The Anderson Student Center (left) is a state-of-the-art facility, opened in 2012, “with beautiful rooms for competitive play, professional lectures, and other Congress activities,” Broege adds. The main playing room in the Woulfe Alumni Hall, with carpeted flooring and natural lighting, “will provide a great environment for competitive play in the U.S. Open Tournament.” The three-floor structure houses the cafeteria where attendees will take their meals, as well as numerous locations throughout the building for socializing and enjoying time with friends. For housing, attendees can choose between standard dorm rooms or suite-styled (pictured) housing on campus.
“When you are taking a break from playing go, the Twin Cities offer many activities for enjoyment and relaxation,” says Broege. “Minneapolis and St. Paul boast an attractive balance between urban living and the joys of nature. The easy-to-use Nice Ride bike sharing system will allow you to easily jump on a bike and see the beauty of the Twin Cities. Catch a Twin’s game at Target Stadium. Take the light rail down to the Mall of America and enjoy a rollercoaster ride at Nickelodeon Universe. Check out the great theater, music, and art that the Twin Cities has to offer. There is so much to experience that is easily within reach from our home base at St. Thomas University.”

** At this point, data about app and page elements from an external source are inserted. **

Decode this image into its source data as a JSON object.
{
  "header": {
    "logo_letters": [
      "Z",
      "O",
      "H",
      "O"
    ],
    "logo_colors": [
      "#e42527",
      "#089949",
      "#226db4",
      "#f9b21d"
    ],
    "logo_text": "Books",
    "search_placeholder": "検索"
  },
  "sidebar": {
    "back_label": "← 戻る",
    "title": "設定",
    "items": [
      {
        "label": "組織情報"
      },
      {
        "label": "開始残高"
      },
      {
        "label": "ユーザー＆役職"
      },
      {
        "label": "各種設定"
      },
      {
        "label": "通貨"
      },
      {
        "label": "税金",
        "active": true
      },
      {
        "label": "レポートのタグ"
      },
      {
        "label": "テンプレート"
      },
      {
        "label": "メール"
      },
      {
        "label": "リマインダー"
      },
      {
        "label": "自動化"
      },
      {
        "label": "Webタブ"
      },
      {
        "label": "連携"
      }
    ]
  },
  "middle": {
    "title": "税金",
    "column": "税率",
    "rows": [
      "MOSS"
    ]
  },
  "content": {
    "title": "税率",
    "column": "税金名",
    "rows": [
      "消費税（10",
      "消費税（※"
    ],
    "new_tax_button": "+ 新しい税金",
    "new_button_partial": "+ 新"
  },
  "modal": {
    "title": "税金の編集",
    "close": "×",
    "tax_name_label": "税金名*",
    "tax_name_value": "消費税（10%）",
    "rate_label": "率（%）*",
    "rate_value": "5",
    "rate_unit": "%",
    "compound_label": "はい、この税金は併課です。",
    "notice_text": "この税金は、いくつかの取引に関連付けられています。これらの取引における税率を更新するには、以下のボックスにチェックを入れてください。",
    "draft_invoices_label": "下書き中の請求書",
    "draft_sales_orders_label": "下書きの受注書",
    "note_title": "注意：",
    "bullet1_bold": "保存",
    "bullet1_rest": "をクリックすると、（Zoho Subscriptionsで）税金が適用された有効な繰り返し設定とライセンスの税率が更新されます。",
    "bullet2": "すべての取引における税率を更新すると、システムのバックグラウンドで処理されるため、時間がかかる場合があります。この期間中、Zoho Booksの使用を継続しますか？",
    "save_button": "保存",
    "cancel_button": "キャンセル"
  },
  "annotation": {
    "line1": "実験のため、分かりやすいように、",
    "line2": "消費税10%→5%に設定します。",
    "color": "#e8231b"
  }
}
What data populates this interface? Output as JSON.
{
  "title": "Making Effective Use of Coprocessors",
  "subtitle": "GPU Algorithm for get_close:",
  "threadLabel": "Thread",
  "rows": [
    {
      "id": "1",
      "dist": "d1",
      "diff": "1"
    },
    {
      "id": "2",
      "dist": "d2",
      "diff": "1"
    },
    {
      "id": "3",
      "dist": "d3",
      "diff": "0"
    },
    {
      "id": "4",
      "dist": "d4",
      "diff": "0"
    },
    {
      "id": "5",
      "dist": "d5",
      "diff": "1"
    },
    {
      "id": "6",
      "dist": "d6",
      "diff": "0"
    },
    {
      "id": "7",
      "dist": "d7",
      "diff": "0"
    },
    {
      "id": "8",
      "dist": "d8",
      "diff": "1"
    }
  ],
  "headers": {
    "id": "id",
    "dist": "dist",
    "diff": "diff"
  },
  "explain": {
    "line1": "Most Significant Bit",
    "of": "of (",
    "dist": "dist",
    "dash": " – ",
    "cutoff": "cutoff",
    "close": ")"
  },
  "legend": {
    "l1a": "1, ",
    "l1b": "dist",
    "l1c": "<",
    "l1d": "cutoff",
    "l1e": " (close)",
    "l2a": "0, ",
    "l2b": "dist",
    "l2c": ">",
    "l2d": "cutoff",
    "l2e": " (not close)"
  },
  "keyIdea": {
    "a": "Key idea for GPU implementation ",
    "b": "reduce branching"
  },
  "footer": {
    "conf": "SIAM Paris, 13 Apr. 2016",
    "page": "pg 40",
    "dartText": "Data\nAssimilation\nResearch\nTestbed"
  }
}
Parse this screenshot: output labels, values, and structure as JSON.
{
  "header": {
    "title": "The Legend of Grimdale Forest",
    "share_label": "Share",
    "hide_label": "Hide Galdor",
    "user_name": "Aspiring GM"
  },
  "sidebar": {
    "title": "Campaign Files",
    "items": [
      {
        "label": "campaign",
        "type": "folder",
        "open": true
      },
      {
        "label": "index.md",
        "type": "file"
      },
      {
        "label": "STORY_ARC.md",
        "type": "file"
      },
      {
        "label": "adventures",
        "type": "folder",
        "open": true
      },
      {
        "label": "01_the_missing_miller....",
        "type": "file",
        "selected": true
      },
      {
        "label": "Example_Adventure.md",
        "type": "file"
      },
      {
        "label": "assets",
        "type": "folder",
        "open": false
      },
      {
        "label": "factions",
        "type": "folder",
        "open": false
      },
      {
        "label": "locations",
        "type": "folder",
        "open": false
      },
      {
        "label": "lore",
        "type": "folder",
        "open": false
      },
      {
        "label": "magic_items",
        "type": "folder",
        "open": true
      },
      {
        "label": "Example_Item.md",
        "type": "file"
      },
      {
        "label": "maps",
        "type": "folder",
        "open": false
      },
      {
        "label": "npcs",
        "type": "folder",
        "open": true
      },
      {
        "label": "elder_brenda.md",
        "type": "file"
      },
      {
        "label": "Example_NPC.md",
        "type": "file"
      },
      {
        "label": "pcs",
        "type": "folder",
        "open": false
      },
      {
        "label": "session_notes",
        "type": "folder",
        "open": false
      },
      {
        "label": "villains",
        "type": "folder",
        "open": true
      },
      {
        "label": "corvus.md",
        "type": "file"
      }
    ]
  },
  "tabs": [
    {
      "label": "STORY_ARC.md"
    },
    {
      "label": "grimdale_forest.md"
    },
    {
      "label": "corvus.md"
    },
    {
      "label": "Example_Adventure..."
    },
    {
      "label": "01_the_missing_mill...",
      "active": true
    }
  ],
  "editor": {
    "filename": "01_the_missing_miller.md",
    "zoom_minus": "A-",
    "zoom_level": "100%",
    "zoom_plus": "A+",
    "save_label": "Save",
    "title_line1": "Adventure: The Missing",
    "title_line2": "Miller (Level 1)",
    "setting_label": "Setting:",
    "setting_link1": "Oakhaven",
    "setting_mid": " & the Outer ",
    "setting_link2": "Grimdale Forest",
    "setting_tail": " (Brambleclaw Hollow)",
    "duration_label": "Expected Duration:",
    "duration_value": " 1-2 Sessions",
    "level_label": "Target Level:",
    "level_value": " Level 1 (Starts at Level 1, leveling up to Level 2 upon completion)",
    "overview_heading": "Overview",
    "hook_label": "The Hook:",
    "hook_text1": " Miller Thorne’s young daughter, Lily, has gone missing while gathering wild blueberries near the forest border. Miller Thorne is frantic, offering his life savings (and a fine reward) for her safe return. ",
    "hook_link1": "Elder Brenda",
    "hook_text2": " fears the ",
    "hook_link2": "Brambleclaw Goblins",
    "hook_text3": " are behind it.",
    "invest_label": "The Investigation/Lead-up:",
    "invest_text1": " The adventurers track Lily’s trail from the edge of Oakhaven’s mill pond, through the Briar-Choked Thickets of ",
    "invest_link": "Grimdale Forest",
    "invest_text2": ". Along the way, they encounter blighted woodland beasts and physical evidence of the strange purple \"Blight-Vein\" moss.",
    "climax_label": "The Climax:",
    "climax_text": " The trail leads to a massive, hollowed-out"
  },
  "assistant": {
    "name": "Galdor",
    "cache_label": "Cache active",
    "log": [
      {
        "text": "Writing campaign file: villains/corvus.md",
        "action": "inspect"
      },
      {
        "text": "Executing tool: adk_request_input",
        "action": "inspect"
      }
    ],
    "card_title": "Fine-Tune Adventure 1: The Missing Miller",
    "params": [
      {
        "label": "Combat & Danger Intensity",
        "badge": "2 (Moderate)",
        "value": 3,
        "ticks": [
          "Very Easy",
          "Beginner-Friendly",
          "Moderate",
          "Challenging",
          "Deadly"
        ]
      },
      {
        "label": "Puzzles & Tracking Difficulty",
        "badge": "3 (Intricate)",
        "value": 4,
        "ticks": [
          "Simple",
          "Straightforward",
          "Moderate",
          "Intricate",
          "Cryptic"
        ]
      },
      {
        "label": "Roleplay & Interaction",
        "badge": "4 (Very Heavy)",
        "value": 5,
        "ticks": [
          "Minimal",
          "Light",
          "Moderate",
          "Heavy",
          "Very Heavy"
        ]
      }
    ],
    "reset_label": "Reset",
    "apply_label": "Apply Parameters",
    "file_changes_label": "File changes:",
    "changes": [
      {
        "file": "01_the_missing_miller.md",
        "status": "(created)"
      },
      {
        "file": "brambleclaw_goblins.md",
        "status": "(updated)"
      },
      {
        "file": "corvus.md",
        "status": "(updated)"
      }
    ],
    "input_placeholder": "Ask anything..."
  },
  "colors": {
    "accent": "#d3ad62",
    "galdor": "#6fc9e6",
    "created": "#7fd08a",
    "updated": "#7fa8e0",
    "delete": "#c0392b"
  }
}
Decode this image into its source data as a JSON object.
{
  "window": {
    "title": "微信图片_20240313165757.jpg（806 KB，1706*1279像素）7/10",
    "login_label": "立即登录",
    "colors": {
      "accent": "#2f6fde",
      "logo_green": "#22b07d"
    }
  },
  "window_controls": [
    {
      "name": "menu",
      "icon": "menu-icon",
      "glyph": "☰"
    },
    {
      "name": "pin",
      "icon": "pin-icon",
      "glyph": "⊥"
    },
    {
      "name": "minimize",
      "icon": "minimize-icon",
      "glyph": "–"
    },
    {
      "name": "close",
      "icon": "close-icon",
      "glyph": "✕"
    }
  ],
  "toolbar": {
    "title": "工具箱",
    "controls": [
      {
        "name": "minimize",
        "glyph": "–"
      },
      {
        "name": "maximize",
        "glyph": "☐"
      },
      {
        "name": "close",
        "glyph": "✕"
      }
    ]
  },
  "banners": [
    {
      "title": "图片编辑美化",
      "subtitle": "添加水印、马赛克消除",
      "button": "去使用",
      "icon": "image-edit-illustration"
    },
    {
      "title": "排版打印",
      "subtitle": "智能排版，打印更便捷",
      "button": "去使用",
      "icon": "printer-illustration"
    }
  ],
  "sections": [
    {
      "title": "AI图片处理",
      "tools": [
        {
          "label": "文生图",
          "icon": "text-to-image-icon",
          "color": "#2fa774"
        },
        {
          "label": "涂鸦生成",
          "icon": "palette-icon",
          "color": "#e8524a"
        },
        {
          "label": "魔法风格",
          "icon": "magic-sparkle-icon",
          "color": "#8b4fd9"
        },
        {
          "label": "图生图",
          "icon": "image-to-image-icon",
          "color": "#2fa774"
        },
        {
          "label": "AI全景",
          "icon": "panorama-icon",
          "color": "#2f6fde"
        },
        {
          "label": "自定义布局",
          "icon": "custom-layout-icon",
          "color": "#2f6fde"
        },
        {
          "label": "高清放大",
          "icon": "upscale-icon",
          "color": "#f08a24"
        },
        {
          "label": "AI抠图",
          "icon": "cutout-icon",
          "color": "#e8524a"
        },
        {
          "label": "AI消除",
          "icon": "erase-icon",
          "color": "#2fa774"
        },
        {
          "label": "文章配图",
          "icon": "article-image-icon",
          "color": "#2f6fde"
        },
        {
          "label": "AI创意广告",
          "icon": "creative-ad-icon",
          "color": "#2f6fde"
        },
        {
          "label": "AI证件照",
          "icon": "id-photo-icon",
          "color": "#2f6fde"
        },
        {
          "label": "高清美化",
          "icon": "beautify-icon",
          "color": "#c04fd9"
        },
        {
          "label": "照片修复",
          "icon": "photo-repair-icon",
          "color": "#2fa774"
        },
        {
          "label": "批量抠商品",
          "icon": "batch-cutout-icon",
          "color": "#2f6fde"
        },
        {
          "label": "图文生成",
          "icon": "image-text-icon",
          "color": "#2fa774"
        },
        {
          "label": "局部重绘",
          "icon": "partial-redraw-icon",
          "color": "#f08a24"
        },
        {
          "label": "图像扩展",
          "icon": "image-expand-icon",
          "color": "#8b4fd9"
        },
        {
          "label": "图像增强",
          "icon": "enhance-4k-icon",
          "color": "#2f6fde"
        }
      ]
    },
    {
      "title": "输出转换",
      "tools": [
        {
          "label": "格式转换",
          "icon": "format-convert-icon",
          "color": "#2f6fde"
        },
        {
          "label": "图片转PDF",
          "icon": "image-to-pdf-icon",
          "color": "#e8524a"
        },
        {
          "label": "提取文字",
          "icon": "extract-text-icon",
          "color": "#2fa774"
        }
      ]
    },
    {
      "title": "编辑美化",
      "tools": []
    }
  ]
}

“The Surrounding Game” filmmakers are looking for old photos of the annual U.S. Go Congress. “The story of American go is a central element of the film,” co-director Cole Pruitt tells the E-Journal. “We’ve accumulated archival photos from the AGA archives, courtesy of David Doshay, but we want to petition the American go community to send us old media — physical photos, digitized photos, videos and cassettes — from any of the Congresses. The best stuff would be wide shots of playing halls or crowds, or top AGA officials in attendance at the Congress.”
The filmmakers are on the final stretch of editing and are “on track to complete narrative editing by the end of the summer, followed by film festival submissions starting in the fall,” says Pruitt. “We’re working with an LA-based animator and NY-based composer on animated sequences and the score for the film and are incorporating them into current cuts.”
photo: at the first US Go Congress in 1985; photographer unknown
The Tacoma Go Club promoted go at the 17th Annual Asia Pacific Cultural Center’s New Year’s Celebration of the Year of the Ram, on Saturday, February 14. “The table was on a high traffic corner past which walked hundreds of people observing various activities such as Korean, Japanese, and Chinese martial arts,” reported TGC president Gordon Castanza (wearing hat in photo). “Many stopped by the table to inquire about the game.” Castanza said the event “was a successful opportunity for demonstrating go to hundreds of people” and adds that the club generated a dozen or more sign-ups.
photo by Lin Young.
February 22: Portland, OR
Sunday Chess and Go Tournament
Peter Freedman email@example.com 503-242-4203
Get the latest go events information.
“36 Hours in Koreatown, Los Angeles,” the video accompanying the February 11 New York Times What to Do in Koreatown, Los Angeles article, starts with two men playing go. Also featured is the Korean Cultural Center, Los Angeles, which hosts the annual Cotsen Open. Thanks to David Matson for passing this along.
Maui HI: Players wanted for the Maui Go Club. We meet Thursday evenings every two weeks. Contact Danny at Maui.Go.Club@gmail.com wit 2015.02.12_maui-go-clubquestions and our current meeting time and location. You can also get time and location information at our website or on our Facebook page, Maui Go Club.
Cambodian Go Contact: “Sensei’s Library has a listing for Cambodia; contact ghislain on KGS,” writes Edward Cherlin in response to the February 6 Your Move/Readers Write: Cambodian Go Wanted posting. “I do not know whether that is a current connection,” adds Cherlin, a long-time go player who’s an adviser to the Cambodian Mathematical Society. Dalsoo Kim, secretary of the Asian Go Federation, also wrote in to ask that “If you find any connection in Cambodia, just let me know for my promotion in that area.” Reach him at firstname.lastname@example.org.